# Task instructions:
Using the material that follows, identify and copy each line with the string "value".

═══

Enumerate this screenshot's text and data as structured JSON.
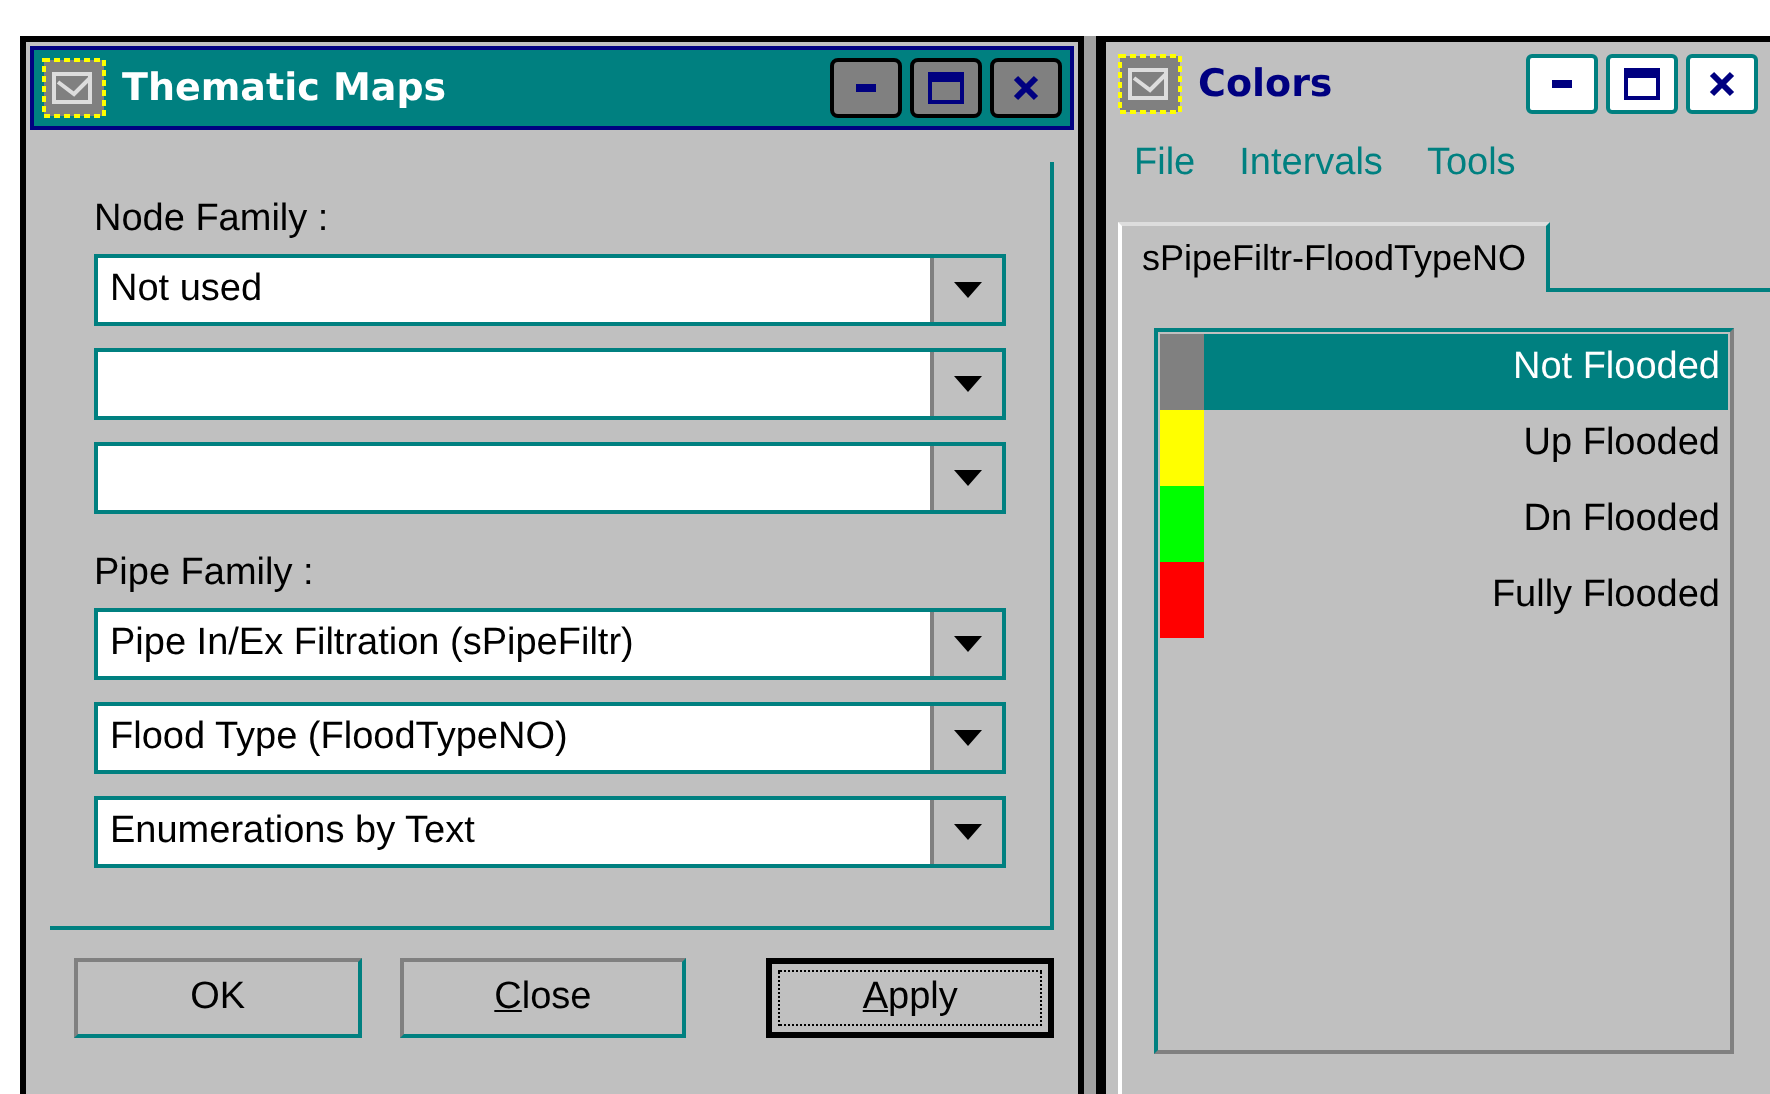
{
  "thematic_window": {
    "title": "Thematic Maps",
    "active": true,
    "groups": [
      {
        "label": "Node Family :",
        "combos": [
          {
            "kind": "filled",
            "value": "Not used"
          },
          {
            "kind": "blank"
          },
          {
            "kind": "blank"
          }
        ]
      },
      {
        "label": "Pipe Family :",
        "combos": [
          {
            "kind": "filled",
            "value": "Pipe In/Ex Filtration (sPipeFiltr)"
          },
          {
            "kind": "filled",
            "value": "Flood Type (FloodTypeNO)"
          },
          {
            "kind": "filled",
            "value": "Enumerations by Text"
          }
        ]
      }
    ],
    "buttons": [
      {
        "label": "OK",
        "default": false
      },
      {
        "label": "Close",
        "underline_first": true,
        "default": false
      },
      {
        "label": "Apply",
        "underline_first": true,
        "default": true
      }
    ]
  },
  "colors_window": {
    "title": "Colors",
    "active": false,
    "menu": [
      "File",
      "Intervals",
      "Tools"
    ],
    "tabs": [
      {
        "label": "sPipeFiltr-FloodTypeNO",
        "selected": true
      }
    ],
    "legend": [
      {
        "label": "Not Flooded",
        "color": "#808080",
        "selected": true
      },
      {
        "label": "Up Flooded",
        "color": "#ffff00",
        "selected": false
      },
      {
        "label": "Dn Flooded",
        "color": "#00ff00",
        "selected": false
      },
      {
        "label": "Fully Flooded",
        "color": "#ff0000",
        "selected": false
      }
    ]
  }
}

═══

# Solution to this task:
            "value": "Not used"
            "value": "Pipe In/Ex Filtration (sPipeFiltr)"
            "value": "Flood Type (FloodTypeNO)"
            "value": "Enumerations by Text"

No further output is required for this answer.